▸ Exercise requirements
Each line below that contains the word "Correo" must be copied.

▸ Stored items
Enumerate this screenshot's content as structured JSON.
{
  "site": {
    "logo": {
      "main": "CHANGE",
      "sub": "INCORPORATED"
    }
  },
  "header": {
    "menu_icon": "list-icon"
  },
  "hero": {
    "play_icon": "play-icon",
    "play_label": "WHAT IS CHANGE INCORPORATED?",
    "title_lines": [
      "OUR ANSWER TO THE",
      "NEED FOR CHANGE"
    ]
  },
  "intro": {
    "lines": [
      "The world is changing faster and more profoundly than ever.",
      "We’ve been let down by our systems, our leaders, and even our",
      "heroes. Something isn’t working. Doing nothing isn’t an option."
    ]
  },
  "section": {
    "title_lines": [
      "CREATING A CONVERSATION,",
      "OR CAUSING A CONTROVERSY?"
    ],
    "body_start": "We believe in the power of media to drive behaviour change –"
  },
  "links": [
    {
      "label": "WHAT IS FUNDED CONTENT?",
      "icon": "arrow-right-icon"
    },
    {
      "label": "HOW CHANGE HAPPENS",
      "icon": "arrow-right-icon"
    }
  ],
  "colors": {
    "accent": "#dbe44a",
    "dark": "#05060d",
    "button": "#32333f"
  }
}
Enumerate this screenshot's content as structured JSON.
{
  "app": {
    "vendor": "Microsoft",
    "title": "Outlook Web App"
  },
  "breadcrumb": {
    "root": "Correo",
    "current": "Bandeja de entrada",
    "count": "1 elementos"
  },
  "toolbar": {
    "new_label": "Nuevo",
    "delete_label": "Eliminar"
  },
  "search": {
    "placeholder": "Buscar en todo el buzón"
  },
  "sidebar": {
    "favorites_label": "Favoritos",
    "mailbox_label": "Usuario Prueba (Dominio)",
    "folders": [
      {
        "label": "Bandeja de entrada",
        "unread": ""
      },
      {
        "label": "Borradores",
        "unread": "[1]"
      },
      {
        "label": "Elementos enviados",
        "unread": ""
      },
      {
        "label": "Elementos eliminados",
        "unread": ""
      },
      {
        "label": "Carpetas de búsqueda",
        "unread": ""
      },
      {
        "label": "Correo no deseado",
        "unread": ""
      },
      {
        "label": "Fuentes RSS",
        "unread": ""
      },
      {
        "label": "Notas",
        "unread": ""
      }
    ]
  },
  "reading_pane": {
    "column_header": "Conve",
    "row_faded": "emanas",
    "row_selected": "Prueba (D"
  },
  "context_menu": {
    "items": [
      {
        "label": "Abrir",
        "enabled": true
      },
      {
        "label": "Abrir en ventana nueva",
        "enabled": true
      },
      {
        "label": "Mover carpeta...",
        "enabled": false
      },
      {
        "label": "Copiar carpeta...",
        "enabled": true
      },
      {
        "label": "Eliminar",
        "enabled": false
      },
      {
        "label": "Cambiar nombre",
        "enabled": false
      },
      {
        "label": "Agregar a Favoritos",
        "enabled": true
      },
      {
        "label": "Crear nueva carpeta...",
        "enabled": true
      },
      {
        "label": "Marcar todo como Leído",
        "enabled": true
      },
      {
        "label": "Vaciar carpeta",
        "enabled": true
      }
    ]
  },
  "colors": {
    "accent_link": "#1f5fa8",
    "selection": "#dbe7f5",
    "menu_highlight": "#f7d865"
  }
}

▸ Task answer
    "root": "Correo",
        "label": "Correo no deseado",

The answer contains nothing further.